You should not look for the net force, but for the contact (normal) force that the seat applies on the pilot. The two forces therefore are $$\vec{N}$$, and $$\vec{G}$$ which is vertical. Break them down into components and solve for each component of $$\vec{N}$$.

Last edited: Feb 22, 2005
4. Feb 22, 2005

### stunner5000pt

You didnt get the force on the passenger correct

Keep in mind that what you've computed is the force on any object but you must keep in mind that the person on the plane has a mass and has a normal force perpenduclar to the surface of hte plane.

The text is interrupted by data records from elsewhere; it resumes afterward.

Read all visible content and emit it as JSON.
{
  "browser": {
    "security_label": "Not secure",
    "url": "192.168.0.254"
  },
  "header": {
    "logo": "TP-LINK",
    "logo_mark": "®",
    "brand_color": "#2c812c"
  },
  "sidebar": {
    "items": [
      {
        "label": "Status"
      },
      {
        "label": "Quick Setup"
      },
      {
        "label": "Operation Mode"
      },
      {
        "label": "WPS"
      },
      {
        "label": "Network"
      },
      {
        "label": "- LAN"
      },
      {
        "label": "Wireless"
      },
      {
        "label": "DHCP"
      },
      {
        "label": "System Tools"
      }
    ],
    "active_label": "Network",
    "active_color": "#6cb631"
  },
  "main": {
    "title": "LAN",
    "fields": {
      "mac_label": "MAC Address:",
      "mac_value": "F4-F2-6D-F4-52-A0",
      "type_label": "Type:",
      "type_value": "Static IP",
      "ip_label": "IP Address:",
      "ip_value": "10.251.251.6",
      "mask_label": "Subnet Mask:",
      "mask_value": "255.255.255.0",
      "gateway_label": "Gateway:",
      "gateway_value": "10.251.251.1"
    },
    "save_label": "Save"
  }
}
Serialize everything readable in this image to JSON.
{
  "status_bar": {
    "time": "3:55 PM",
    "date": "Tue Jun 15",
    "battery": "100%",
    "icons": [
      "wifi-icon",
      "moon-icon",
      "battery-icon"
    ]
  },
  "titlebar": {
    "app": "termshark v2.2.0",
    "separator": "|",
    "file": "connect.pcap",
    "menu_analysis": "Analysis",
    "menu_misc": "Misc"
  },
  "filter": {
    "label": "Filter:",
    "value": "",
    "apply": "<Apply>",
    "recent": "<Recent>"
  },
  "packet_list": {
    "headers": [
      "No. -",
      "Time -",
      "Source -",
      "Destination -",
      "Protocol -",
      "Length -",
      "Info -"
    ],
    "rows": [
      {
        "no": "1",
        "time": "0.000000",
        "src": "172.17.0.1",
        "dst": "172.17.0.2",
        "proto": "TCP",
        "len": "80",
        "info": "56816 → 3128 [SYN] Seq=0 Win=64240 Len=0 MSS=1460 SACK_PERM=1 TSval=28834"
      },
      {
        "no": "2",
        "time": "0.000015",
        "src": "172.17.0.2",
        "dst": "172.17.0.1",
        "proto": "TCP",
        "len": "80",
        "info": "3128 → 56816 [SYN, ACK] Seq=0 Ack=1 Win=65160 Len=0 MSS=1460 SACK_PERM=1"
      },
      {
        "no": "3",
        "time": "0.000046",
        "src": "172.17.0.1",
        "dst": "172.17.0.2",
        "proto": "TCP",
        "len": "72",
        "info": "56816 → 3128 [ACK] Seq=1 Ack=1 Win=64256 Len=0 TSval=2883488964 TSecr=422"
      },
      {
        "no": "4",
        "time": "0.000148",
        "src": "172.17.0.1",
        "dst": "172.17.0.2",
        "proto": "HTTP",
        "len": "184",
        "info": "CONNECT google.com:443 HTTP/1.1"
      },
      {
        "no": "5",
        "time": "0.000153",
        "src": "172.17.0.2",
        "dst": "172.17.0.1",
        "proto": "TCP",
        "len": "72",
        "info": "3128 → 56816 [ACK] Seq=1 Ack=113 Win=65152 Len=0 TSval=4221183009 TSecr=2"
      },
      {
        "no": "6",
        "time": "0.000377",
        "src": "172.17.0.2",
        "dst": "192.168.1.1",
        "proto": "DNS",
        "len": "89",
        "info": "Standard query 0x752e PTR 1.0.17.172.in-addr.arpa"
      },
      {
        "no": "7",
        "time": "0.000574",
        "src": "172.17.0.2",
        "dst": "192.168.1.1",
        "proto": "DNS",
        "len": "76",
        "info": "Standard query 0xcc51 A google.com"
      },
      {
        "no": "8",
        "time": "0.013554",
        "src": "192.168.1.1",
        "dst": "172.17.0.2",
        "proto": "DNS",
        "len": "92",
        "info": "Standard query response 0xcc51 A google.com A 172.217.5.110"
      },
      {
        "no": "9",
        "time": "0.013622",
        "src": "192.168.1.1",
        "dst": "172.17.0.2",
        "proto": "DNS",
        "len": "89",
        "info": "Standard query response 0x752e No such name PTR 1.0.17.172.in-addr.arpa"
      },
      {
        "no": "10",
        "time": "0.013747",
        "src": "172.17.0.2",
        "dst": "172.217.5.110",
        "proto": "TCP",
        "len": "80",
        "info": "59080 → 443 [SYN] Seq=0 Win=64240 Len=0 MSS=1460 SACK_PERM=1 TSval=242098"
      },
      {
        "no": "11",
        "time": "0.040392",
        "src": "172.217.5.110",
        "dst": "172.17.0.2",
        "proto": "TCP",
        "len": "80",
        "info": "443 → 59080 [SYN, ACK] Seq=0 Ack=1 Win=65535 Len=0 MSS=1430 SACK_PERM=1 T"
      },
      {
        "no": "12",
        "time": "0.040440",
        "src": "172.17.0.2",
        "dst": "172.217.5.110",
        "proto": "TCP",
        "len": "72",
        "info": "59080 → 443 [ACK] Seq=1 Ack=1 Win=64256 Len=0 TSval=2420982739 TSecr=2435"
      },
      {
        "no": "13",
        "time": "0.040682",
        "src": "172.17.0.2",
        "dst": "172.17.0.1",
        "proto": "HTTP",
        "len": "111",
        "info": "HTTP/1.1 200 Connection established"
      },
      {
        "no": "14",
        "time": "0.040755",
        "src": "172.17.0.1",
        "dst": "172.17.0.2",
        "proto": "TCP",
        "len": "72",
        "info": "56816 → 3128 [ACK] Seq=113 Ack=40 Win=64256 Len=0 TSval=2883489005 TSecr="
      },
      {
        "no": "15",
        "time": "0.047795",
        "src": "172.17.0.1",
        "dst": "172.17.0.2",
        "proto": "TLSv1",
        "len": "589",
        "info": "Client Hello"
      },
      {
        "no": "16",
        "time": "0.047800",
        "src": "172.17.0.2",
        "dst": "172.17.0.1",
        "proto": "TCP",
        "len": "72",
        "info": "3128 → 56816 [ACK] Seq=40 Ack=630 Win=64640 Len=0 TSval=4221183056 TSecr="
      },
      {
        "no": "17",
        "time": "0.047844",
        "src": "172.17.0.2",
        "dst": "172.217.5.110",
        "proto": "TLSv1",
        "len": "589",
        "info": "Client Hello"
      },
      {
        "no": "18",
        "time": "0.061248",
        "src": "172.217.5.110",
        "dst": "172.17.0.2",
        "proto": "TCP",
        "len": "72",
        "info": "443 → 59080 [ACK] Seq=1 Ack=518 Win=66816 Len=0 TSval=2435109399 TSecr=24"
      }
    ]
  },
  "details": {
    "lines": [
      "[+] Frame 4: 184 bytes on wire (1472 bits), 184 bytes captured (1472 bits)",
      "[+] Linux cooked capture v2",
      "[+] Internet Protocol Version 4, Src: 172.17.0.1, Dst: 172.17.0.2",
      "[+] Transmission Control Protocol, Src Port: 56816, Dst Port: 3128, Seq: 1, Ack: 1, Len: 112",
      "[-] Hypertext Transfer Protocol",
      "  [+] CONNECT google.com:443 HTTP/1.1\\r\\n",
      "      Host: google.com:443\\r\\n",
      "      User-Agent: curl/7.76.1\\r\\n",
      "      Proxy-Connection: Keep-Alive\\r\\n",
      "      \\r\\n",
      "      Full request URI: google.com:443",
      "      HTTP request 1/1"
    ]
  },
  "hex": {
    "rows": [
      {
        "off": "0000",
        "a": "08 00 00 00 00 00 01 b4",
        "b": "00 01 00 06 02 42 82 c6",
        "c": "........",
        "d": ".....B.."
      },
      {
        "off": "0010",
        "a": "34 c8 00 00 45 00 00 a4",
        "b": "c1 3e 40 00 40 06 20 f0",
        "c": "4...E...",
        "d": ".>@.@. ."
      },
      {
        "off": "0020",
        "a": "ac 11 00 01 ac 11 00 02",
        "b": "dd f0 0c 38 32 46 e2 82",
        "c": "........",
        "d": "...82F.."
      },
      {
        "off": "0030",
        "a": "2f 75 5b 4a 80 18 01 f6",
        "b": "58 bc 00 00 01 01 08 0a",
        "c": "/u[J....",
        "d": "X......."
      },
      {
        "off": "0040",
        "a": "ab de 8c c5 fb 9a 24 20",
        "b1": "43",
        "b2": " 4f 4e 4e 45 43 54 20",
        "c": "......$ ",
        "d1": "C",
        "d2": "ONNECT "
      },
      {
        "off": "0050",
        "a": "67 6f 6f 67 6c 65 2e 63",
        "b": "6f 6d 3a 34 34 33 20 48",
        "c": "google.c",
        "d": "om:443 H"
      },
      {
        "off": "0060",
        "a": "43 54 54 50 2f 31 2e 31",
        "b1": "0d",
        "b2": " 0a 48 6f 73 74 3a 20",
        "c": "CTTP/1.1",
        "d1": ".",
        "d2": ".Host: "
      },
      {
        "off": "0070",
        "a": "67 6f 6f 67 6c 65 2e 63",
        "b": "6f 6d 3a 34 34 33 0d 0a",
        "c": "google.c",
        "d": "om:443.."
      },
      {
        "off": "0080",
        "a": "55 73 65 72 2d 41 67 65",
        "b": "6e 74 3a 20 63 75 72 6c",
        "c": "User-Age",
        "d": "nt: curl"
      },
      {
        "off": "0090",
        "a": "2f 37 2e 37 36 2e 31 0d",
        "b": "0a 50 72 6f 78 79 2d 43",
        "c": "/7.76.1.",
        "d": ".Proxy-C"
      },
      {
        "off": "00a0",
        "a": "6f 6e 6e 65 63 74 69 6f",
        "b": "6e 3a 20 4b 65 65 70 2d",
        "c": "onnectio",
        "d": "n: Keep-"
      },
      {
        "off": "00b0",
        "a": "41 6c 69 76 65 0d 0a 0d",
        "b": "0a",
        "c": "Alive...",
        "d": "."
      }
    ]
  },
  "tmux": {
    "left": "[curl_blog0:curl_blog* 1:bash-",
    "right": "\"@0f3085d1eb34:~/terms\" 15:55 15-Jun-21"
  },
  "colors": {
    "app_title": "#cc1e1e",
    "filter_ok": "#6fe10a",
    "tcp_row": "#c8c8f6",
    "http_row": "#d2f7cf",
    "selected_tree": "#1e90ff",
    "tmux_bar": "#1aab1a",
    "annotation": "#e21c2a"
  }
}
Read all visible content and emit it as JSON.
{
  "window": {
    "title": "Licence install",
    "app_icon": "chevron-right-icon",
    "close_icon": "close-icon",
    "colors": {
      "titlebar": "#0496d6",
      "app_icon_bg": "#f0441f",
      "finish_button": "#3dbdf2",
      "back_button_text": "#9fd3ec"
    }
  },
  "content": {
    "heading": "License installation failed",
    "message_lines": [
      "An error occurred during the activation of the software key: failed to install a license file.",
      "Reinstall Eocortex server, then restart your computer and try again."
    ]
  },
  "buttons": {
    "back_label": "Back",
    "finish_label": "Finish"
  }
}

You have to take thoise into account as well

P.S. this has been edited because i had answered previousl being distrtacted for a long time in the between thus i sounded contradictory :tongue:

Last edited: Feb 22, 2005
5. Feb 22, 2005

### ramollari

Are you contradicting yourself: saying that the force on the passenger is incorrect, but the component forces are correct???
The problem asks what it asks: the horizontal and vertical components of the normal force the seat applies on the pilot.

6. Feb 26, 2005

### Fanman22

I'm also working on this problem...My given numbers are a=4.7m/s^2 angle=49degrees mass=73kg.

Wouldn't the total force that the seat exerts on the pilot be defined by finding the resultant of the following 2 acceleration vectors?:

Vertical component acceleration + gravitational acceleration:
[4.7*sin(49) + (9.8)]

and,

Horizontal component of acceleration
[4.7*cos(49)]

I get a resultant magnitude of 13.65m/s^2 (which equals 996N) at 77degrees above the horizontal (hmm doesn't seem right at all.) Please Help.

Last edited: Feb 26, 2005
7. Feb 28, 2005

### ramollari

Why, doesn't your answer look OK? An angle of 77 degrees above the horizontal for $$\vec{N}$$ seems all right, because when combined with the vertically downward $$\vec{G}$$ it may well result in a net force whose angle with the horizontal is 42 degrees.

Your reasoning with accelerations is not good, because $$\vec{a}$$ is the net acceleration and you cannot add g, the free fall acceleration. After all, it is not the net force that is asked, but the force that the seat applies on the pilot!

So, just reason with forces, breaking them into x and y components:

$$N_x = ma_x = macos\theta$$, and

$$N_y - G = ma_y = masin\theta$$
$$N_y = masin\theta + mg$$
$$N_y = m(asin\theta + g)$$

then, apply the Pythagorean theorem to find the magnitude of N and arctan to find the angle $$\phi$$ that N makes with the horizontal.